Task goal: Scan the entries below. Report each line where the string "JSON" occurs.

Data items:

───

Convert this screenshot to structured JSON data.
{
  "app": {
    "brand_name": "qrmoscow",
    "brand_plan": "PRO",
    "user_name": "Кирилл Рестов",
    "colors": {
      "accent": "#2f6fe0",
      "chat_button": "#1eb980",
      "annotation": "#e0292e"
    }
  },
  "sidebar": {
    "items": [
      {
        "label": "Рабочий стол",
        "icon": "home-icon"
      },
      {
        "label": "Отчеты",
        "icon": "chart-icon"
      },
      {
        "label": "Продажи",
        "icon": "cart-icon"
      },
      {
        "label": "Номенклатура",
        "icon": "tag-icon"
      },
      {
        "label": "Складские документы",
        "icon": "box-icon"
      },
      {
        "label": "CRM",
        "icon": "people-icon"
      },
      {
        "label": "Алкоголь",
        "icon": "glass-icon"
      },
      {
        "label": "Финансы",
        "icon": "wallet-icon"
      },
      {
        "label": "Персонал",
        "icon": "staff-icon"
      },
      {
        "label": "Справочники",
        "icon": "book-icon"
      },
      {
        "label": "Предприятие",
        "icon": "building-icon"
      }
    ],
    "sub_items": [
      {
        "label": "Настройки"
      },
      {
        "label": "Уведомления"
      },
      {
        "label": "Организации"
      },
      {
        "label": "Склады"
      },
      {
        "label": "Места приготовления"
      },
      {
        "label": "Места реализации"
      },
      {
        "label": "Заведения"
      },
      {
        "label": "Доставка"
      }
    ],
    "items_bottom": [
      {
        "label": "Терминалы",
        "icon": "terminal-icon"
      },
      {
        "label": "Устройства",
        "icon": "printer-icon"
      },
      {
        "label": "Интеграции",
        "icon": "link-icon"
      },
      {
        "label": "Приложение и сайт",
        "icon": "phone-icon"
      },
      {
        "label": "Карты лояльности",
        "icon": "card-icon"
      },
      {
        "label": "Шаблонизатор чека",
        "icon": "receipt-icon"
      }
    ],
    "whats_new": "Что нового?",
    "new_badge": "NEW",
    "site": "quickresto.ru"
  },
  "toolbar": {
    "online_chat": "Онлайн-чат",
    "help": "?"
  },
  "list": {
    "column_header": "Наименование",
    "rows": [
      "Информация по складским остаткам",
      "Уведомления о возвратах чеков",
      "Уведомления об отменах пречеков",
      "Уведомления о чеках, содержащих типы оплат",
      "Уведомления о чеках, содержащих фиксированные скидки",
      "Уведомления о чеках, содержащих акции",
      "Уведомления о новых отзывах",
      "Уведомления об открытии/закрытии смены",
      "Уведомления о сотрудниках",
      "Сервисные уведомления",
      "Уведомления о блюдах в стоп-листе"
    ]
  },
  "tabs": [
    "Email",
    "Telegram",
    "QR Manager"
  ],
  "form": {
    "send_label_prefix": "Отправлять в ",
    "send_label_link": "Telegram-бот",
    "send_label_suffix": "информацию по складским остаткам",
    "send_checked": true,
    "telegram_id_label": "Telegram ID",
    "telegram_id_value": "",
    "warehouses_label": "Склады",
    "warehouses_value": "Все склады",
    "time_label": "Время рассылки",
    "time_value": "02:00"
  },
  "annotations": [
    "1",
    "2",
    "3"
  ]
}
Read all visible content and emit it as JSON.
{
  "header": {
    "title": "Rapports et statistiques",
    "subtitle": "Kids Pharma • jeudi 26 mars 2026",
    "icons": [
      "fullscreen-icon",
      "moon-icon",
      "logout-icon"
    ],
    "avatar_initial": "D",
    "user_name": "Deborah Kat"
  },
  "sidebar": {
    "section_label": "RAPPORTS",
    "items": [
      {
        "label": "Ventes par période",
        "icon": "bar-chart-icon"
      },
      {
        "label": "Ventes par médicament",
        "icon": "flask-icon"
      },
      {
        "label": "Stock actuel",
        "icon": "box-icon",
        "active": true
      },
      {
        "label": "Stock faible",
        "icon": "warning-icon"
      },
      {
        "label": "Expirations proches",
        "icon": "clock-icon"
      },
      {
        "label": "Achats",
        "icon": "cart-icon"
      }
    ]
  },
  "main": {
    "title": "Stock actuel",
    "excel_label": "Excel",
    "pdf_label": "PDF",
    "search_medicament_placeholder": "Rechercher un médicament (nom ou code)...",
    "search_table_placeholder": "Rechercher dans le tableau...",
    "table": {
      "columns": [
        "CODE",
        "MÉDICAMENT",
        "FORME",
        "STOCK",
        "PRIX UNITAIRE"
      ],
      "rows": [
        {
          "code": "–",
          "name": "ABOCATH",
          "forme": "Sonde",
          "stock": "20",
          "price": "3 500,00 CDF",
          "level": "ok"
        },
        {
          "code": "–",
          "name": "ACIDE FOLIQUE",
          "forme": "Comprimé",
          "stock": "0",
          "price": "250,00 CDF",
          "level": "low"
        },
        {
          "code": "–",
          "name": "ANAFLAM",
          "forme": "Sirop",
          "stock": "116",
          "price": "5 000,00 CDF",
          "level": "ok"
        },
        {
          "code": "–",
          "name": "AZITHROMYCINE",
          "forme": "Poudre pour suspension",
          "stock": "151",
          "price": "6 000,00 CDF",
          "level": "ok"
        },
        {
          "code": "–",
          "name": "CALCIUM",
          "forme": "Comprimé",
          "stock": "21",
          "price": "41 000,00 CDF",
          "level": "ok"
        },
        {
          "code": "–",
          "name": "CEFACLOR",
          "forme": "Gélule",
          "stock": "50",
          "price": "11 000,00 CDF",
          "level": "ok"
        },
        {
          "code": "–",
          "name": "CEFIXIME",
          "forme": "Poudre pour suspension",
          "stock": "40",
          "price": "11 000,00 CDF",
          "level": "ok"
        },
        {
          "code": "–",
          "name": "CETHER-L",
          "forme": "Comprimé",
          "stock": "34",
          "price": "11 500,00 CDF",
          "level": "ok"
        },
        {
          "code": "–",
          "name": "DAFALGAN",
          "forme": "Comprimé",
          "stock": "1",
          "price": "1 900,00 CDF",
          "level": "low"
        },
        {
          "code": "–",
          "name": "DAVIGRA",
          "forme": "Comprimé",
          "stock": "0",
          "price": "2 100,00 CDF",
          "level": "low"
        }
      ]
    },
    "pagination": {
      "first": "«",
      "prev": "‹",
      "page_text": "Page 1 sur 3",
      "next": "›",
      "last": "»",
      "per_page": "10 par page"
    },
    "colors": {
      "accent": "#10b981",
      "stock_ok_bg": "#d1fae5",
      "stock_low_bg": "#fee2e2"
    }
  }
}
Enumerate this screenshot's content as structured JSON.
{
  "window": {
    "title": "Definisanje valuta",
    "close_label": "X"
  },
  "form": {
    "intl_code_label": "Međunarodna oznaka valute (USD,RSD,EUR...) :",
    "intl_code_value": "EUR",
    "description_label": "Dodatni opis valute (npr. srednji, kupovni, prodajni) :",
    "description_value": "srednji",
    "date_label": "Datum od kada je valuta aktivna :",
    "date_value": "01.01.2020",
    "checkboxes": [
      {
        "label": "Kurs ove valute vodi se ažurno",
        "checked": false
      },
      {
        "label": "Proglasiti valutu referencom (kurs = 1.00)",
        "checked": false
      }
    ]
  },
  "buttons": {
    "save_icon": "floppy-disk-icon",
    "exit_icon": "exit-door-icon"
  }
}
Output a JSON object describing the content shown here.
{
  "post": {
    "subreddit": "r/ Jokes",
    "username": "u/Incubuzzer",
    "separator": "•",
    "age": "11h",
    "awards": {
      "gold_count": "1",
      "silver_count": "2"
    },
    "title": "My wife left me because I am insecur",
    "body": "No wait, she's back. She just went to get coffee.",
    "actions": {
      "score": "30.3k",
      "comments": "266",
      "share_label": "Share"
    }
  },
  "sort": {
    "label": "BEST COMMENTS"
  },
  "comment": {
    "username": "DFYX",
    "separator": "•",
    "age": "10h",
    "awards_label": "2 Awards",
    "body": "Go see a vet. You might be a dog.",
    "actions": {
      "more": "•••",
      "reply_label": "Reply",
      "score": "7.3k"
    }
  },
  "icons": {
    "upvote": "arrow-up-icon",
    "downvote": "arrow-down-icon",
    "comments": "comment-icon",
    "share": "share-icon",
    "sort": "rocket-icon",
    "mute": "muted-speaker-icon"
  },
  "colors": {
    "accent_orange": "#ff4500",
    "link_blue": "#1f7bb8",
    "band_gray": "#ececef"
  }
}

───

Written reply:
Convert this screenshot to structured JSON data.
Read all visible content and emit it as JSON.
Enumerate this screenshot's content as structured JSON.
Output a JSON object describing the content shown here.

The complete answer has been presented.